3 | Computer-aided design in iteration with the client

The design is carried out on Computer Aided Design (CAD) software.
In the case where the input data is medical imagery, t he R&D team carries out a segmentation stage on dedicated software to transform the imagery into one or more 3D files (STL files) which will serve as the basis for the work. This involves colouring the areas of interest (for example, bone that is white on a CT scan) on segmentation software to obtain a geometry.

For example, the segmentation of a CT-Scan will enable the geometry of a mandible to be obtained and then from the geometry of the mandible a gum will be designed.
Thanks to the 3D drawings, the R&D team can communicate with the client on the design of the model based on the images of the virtual model and iterate until the client validates the 3D model. This exchange will enable the first prototype to be produced as close as possible to expectations.

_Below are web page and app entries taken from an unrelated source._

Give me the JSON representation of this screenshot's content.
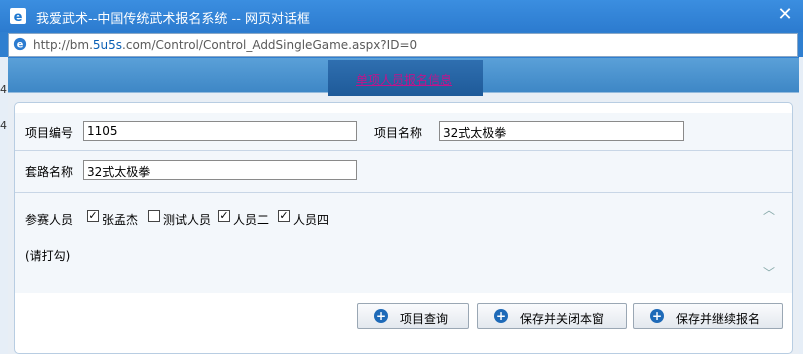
{
  "window": {
    "title": "我爱武术--中国传统武术报名系统 -- 网页对话框",
    "url_prefix": "http://bm.",
    "url_domain": "5u5s",
    "url_suffix": ".com/Control/Control_AddSingleGame.aspx?ID=0"
  },
  "header": {
    "link_label": "单项人员报名信息"
  },
  "form": {
    "item_no_label": "项目编号",
    "item_no_value": "1105",
    "item_name_label": "项目名称",
    "item_name_value": "32式太极拳",
    "routine_label": "套路名称",
    "routine_value": "32式太极拳",
    "participants_label": "参赛人员",
    "hint": "(请打勾)",
    "participants": [
      {
        "name": "张孟杰",
        "checked": true
      },
      {
        "name": "测试人员",
        "checked": false
      },
      {
        "name": "人员二",
        "checked": true
      },
      {
        "name": "人员四",
        "checked": true
      }
    ]
  },
  "buttons": {
    "query": "项目查询",
    "save_close": "保存并关闭本窗",
    "save_continue": "保存并继续报名"
  },
  "colors": {
    "accent": "#2c7bcf",
    "link": "#c0148c"
  }
}
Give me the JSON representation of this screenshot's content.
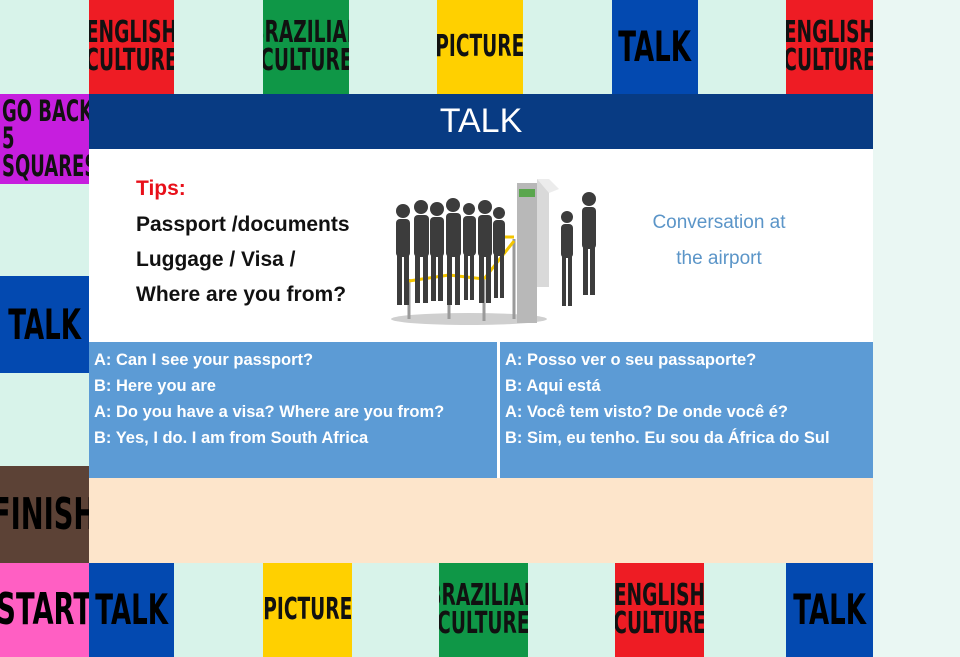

Example of a segmentation of a CT scan of the knee to obtain the 3D geometry of the different bone structures

Figure 1: Example of a segmentation of a knee CT-Scan to obtain the 3D geometry of the different bone structures.

Final virtual model based on the geometry from the segmentation phase.

Figure 2: Final virtual model based on the geometry from the segmentation phase.

Step 3

Deliver and collect field feedback to continuously improve the 3D design

1 | Once the part is designed on the computer, 3D printing can be launched

The designed 3D files are then imported into a printing software. This software is specific to the 3D printing technology selected.

As described above, it is possible for some technologies (e.g. Polyjet) to allocate different materials for a single part in order to differentiate anatomical regions.
Being able to adapt the hardness and colour to best represent each part of a part is a sign of great expertise.
The printing process can now be launched.

2 | The post-processing phase: the last stage of the 3D printing manufacturing process

The manufacturing process does not stop when the part is printed. It is necessary to go through post-processing stages that are more or less long depending on the technology used to remove the excess material or in some cases the printing supports.
For example, in the case of Polyjet printing, this process includes

  • Manual scraping
  • Using a waterjet machine (pressurised cold water)
  • The introduction of the parts into a soda tank

A first prototype of the model is obtained, depending on the complexity of the projects it may be necessary to make several prototypes before obtaining the final model.

3D printing allows you to iterate very quickly, which is a significant advantage in product development.
This iterative development is all the more efficient when you have your own printing machines on site; the R&D team and the production team can work more closely together.

Once the prototype has been validated by the customer during a meeting, the model can be manufactured in quantity (3D printing then post-processing) and then shipped.

3 I Monitoring and continuous improvement to improve performance

As soon as the models are put in the hands of the customers, the team continues to accompany them to ensure that their needs have been covered (during training sessions for example) and to collect their experience and draw positive and negative lessons from the completed project.

At Bone 3D, we ensure that all of these steps are covered to bring our clients’ projects to life.
We are constantly looking to improve our working methods and the quality of our products by taking into account user feedback through surveys: we progress every day thanks to you!

Did you like this article and would you like to know more about Bone 3D’s R&D activity? Don’t hesitate to contact us via our website here or via social networks here!